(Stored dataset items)
Content starts

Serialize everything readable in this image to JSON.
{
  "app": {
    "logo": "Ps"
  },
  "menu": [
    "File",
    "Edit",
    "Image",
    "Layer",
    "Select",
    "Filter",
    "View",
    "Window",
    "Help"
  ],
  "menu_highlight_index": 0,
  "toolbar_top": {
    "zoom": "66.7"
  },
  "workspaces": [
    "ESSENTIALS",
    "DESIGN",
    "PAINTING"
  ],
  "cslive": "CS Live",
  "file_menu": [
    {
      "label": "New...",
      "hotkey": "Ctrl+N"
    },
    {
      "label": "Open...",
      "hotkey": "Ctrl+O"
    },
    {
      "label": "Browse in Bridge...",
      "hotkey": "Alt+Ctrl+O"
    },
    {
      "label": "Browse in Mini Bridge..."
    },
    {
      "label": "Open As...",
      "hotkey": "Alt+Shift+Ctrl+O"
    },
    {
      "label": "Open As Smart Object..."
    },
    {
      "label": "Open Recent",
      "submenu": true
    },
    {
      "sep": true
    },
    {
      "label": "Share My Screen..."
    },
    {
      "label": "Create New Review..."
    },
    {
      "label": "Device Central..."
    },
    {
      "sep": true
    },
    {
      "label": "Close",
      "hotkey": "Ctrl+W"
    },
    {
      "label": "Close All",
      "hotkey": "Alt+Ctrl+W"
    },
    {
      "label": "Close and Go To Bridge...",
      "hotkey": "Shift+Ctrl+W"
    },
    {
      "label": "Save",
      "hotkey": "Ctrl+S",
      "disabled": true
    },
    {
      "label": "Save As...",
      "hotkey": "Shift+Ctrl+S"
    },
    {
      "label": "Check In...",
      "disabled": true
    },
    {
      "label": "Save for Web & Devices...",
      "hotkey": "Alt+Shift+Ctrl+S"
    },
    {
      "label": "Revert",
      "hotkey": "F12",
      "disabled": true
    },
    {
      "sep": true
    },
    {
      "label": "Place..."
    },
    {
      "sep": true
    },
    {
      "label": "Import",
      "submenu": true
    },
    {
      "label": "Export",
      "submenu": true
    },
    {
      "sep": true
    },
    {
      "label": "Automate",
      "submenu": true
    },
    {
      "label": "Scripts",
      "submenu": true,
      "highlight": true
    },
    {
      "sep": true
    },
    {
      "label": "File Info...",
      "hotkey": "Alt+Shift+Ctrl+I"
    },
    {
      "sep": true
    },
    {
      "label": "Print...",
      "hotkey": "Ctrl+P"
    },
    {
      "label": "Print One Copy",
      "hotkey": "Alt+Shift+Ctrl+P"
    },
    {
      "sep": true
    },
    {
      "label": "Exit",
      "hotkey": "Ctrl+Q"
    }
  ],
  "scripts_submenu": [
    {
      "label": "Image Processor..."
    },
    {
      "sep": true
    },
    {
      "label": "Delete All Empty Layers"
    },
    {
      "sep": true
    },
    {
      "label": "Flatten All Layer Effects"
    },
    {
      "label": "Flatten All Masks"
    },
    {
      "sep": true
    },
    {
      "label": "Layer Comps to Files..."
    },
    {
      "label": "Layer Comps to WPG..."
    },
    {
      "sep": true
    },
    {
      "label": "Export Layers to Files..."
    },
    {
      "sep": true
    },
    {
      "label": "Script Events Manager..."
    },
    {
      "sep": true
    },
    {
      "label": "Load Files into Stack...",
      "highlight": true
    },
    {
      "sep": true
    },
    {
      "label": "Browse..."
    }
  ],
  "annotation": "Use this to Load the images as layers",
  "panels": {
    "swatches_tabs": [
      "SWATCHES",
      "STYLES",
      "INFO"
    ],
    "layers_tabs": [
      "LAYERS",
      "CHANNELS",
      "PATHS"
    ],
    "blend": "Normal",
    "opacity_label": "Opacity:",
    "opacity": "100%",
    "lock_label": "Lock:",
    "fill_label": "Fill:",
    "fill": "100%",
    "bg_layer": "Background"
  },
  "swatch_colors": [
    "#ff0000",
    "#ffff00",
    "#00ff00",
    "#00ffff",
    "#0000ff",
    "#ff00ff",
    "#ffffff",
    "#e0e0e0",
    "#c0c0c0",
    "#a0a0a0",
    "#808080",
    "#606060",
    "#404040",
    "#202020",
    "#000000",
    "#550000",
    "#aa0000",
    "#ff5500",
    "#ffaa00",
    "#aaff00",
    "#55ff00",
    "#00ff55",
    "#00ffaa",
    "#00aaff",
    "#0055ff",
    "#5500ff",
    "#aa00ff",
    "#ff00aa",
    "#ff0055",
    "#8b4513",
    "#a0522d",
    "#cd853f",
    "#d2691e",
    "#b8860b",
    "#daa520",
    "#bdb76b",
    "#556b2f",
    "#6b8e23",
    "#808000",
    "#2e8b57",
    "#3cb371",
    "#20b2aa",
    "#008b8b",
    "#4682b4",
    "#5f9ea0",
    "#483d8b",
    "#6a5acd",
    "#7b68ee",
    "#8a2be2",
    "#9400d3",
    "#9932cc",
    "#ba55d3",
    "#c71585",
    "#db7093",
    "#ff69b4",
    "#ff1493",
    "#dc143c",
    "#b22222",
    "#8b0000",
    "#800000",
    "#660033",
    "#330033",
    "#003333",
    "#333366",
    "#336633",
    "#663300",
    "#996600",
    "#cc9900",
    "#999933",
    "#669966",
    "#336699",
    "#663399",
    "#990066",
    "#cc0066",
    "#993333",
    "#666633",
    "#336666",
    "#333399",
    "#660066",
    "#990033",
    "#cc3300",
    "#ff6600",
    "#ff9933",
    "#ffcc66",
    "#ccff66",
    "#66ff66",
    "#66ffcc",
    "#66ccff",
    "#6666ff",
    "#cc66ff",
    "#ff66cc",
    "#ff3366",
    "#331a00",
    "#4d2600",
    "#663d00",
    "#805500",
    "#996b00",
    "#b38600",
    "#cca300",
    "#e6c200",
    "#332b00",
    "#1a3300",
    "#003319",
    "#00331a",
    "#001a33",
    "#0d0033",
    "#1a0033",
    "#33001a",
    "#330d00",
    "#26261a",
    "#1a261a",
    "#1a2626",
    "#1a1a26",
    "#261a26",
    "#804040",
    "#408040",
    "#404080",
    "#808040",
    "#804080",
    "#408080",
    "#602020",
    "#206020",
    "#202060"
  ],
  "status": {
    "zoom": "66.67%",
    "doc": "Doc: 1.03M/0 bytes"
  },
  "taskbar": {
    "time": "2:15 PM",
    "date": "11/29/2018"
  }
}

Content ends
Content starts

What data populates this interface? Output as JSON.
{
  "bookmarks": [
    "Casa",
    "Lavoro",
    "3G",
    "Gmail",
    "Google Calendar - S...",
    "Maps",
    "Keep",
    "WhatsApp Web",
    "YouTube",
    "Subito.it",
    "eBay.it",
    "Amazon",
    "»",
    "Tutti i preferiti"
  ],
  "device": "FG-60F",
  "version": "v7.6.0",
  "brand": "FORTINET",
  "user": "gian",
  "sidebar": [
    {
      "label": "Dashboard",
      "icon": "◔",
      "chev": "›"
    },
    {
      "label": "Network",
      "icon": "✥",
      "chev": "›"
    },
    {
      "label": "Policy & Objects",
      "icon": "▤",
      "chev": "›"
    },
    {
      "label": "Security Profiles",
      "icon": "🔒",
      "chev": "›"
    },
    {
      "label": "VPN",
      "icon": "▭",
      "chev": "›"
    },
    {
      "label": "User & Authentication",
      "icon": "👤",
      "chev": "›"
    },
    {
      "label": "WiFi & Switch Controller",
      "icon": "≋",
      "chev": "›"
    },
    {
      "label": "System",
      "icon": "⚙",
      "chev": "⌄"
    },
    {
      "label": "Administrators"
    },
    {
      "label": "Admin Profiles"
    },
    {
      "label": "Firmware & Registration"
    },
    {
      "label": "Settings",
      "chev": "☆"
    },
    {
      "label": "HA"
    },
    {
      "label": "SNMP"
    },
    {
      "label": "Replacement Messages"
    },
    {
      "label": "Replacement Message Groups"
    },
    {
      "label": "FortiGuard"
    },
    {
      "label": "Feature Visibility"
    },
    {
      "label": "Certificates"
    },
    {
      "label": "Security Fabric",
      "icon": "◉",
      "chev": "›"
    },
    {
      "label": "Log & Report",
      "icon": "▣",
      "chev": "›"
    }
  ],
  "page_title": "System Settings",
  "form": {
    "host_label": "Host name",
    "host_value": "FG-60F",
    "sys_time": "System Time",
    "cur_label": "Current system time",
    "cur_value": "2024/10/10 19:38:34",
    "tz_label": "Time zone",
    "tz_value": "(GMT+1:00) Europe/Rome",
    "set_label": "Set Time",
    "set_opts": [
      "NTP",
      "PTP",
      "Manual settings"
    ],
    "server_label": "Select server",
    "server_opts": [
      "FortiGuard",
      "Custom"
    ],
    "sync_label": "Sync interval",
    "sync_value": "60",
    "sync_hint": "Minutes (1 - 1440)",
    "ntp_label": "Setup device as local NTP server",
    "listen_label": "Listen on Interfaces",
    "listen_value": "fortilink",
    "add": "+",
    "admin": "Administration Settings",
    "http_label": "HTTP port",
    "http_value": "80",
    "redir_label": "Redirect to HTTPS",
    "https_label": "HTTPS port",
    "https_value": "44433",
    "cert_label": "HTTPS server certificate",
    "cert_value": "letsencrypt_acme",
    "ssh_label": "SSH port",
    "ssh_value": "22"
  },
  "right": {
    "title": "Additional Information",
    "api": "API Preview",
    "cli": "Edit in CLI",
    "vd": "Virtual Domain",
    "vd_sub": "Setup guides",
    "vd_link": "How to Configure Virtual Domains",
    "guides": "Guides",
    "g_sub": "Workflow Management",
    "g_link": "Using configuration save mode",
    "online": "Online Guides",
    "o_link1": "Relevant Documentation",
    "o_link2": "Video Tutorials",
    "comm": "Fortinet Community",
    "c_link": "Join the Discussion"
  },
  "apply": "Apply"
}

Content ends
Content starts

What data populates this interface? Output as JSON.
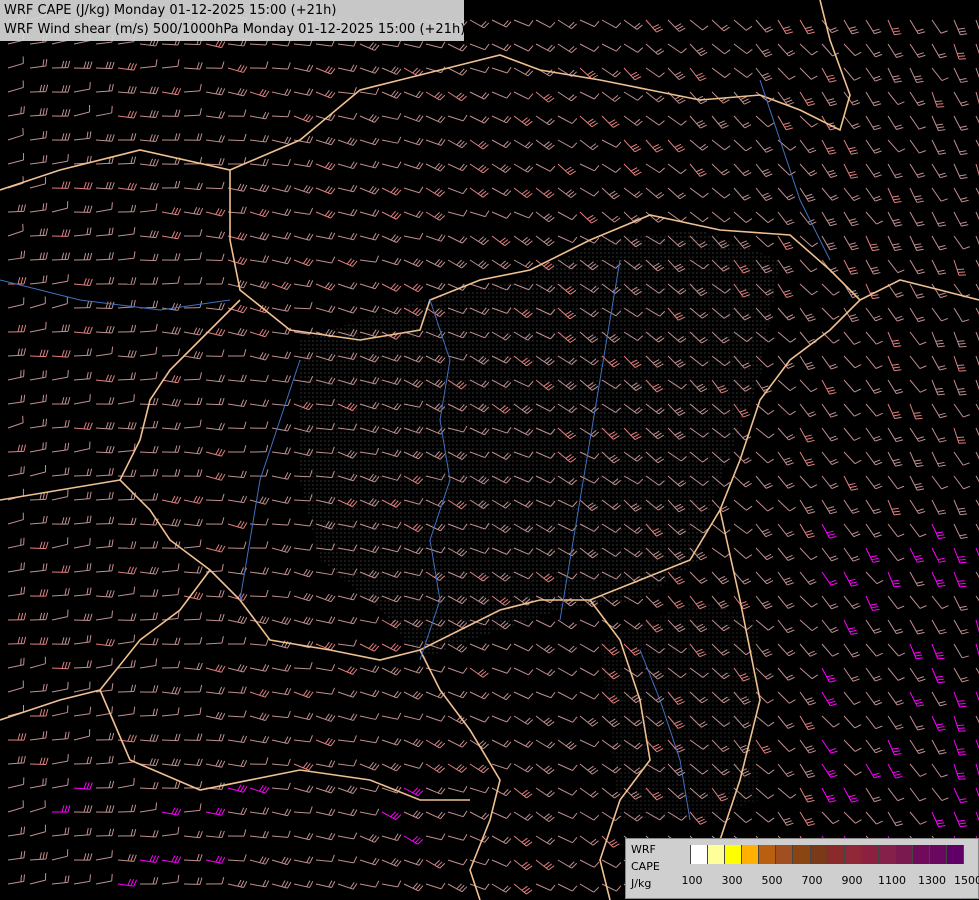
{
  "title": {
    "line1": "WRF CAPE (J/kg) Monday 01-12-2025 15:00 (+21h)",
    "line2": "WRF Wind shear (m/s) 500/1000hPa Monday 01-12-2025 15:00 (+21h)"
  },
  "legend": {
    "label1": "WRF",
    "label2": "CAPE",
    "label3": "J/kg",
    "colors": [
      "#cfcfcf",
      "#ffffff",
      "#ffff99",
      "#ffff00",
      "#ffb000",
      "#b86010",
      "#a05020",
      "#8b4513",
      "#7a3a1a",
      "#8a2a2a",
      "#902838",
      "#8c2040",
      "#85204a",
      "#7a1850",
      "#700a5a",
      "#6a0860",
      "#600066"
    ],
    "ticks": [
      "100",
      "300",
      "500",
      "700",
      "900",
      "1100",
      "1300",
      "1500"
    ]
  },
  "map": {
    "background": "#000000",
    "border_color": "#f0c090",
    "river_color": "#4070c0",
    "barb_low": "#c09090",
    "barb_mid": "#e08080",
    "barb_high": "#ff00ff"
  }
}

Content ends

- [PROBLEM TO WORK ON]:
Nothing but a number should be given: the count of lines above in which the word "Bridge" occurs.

- [TASK OUTPUT]:
3